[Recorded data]
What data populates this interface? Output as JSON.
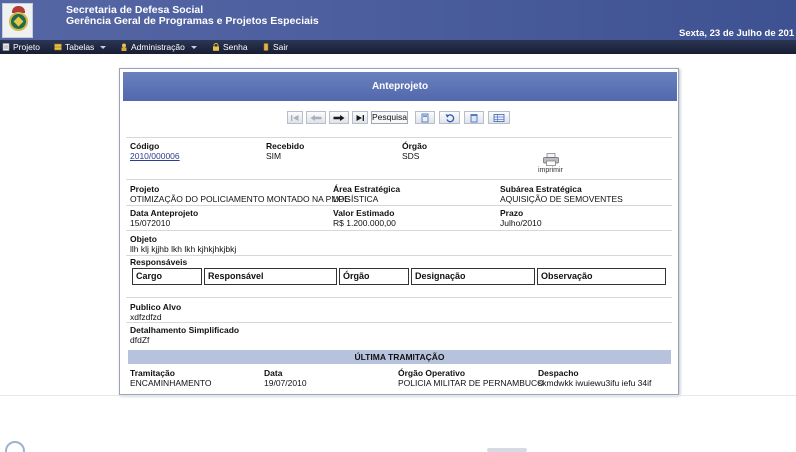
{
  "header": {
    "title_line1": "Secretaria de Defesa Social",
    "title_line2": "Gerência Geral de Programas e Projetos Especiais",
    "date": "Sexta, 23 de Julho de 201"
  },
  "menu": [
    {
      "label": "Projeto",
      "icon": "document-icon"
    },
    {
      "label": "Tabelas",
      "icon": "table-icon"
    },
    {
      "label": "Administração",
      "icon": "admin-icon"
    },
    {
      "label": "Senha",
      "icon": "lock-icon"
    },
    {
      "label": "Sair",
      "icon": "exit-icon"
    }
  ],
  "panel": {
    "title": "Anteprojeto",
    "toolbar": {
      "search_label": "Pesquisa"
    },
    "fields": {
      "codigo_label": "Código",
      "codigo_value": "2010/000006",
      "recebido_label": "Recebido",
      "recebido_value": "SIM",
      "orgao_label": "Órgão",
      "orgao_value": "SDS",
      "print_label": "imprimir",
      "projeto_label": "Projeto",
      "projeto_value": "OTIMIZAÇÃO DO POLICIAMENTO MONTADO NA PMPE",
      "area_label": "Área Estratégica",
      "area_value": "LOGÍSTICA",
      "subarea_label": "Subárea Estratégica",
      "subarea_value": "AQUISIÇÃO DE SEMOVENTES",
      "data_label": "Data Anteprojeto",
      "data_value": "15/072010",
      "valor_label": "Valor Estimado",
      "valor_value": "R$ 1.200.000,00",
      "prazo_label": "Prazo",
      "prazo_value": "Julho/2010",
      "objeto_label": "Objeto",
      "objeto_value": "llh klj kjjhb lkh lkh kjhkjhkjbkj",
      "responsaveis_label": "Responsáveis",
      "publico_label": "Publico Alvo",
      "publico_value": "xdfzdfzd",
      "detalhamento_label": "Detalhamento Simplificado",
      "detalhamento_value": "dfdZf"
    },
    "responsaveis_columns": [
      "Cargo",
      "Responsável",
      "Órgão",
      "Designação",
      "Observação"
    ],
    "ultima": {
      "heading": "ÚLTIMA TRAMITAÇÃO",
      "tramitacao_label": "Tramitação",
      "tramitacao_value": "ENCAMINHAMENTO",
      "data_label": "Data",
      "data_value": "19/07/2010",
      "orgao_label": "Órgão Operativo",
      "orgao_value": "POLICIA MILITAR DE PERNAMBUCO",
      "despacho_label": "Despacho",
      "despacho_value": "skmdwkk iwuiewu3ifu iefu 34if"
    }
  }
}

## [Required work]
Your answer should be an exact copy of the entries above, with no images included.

## [Problem solution]
What data populates this interface? Output as JSON.
{
  "header": {
    "title_line1": "Secretaria de Defesa Social",
    "title_line2": "Gerência Geral de Programas e Projetos Especiais",
    "date": "Sexta, 23 de Julho de 201"
  },
  "menu": [
    {
      "label": "Projeto",
      "icon": "document-icon"
    },
    {
      "label": "Tabelas",
      "icon": "table-icon"
    },
    {
      "label": "Administração",
      "icon": "admin-icon"
    },
    {
      "label": "Senha",
      "icon": "lock-icon"
    },
    {
      "label": "Sair",
      "icon": "exit-icon"
    }
  ],
  "panel": {
    "title": "Anteprojeto",
    "toolbar": {
      "search_label": "Pesquisa"
    },
    "fields": {
      "codigo_label": "Código",
      "codigo_value": "2010/000006",
      "recebido_label": "Recebido",
      "recebido_value": "SIM",
      "orgao_label": "Órgão",
      "orgao_value": "SDS",
      "print_label": "imprimir",
      "projeto_label": "Projeto",
      "projeto_value": "OTIMIZAÇÃO DO POLICIAMENTO MONTADO NA PMPE",
      "area_label": "Área Estratégica",
      "area_value": "LOGÍSTICA",
      "subarea_label": "Subárea Estratégica",
      "subarea_value": "AQUISIÇÃO DE SEMOVENTES",
      "data_label": "Data Anteprojeto",
      "data_value": "15/072010",
      "valor_label": "Valor Estimado",
      "valor_value": "R$ 1.200.000,00",
      "prazo_label": "Prazo",
      "prazo_value": "Julho/2010",
      "objeto_label": "Objeto",
      "objeto_value": "llh klj kjjhb lkh lkh kjhkjhkjbkj",
      "responsaveis_label": "Responsáveis",
      "publico_label": "Publico Alvo",
      "publico_value": "xdfzdfzd",
      "detalhamento_label": "Detalhamento Simplificado",
      "detalhamento_value": "dfdZf"
    },
    "responsaveis_columns": [
      "Cargo",
      "Responsável",
      "Órgão",
      "Designação",
      "Observação"
    ],
    "ultima": {
      "heading": "ÚLTIMA TRAMITAÇÃO",
      "tramitacao_label": "Tramitação",
      "tramitacao_value": "ENCAMINHAMENTO",
      "data_label": "Data",
      "data_value": "19/07/2010",
      "orgao_label": "Órgão Operativo",
      "orgao_value": "POLICIA MILITAR DE PERNAMBUCO",
      "despacho_label": "Despacho",
      "despacho_value": "skmdwkk iwuiewu3ifu iefu 34if"
    }
  }
}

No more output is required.